    Respectfully, I ask, “Where are Salamis and the Battle of the Virginia Capes”? Also, when rolling up all of history there should be only one most important battle per war. Thus, I believe there should be only one WWII battle and one Napoleonic War battle. Also I believe the Spanish Armada victory is somewhat overrated. With no offense to Lord Howard, Drake and Hawkings, the Spanish were so disorganized they were not so formidable as rightfully feared, and in the end the most decisive damage was done by the weather, not the English fleet.

  • Michael Ch.

    The battle of Salamis should be at least at the top 3. And why are there so many battles from the pacific war, I guess an American wrote the article?

  • Lennard

    I ask of this, what of the Battle of Myeongnyang.
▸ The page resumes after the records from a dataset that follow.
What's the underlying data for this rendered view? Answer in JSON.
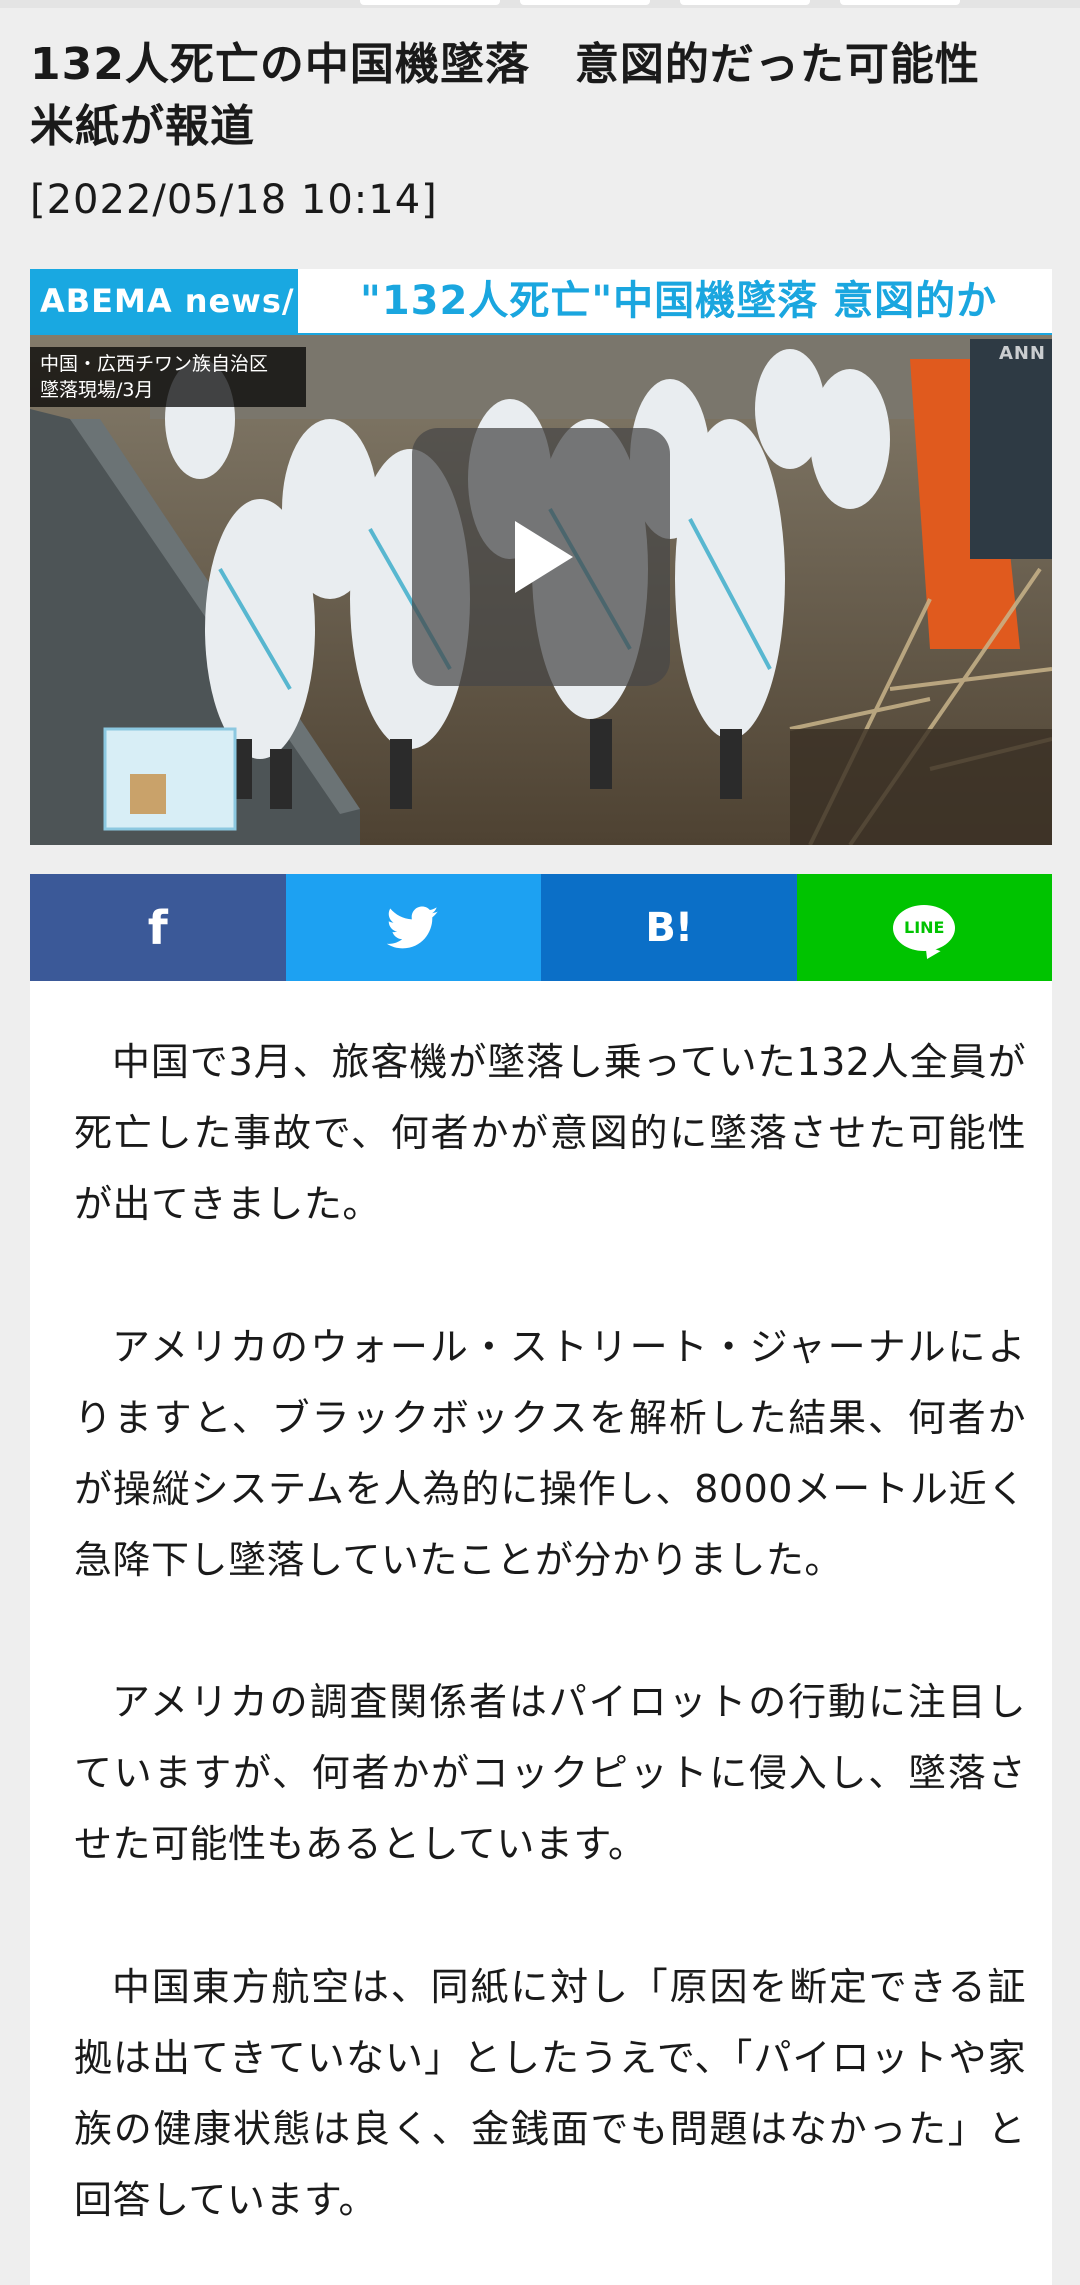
{
  "article": {
    "title": "132人死亡の中国機墜落　意図的だった可能性　米紙が報道",
    "date": "[2022/05/18 10:14]",
    "paragraphs": [
      "中国で3月、旅客機が墜落し乗っていた132人全員が死亡した事故で、何者かが意図的に墜落させた可能性が出てきました。",
      "アメリカのウォール・ストリート・ジャーナルによりますと、ブラックボックスを解析した結果、何者かが操縦システムを人為的に操作し、8000メートル近く急降下し墜落していたことが分かりました。",
      "アメリカの調査関係者はパイロットの行動に注目していますが、何者かがコックピットに侵入し、墜落させた可能性もあるとしています。",
      "中国東方航空は、同紙に対し「原因を断定できる証拠は出てきていない」としたうえで、「パイロットや家族の健康状態は良く、金銭面でも問題はなかった」と回答しています。"
    ]
  },
  "video": {
    "banner_logo": "ABEMA news/",
    "banner_headline": "\"132人死亡\"中国機墜落 意図的か",
    "caption_line1": "中国・広西チワン族自治区",
    "caption_line2": "墜落現場/3月",
    "watermark": "ANN"
  },
  "share": {
    "facebook_icon": "f",
    "hatena_icon": "B!",
    "line_icon": "LINE"
  },
  "colors": {
    "facebook": "#3b5998",
    "twitter": "#1da1f2",
    "hatena": "#0b6fc7",
    "line": "#00c300",
    "abema_blue": "#19a8e1"
  }
}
That battle was 12 ships vs 133 ships, and the 12 ships won with no loss.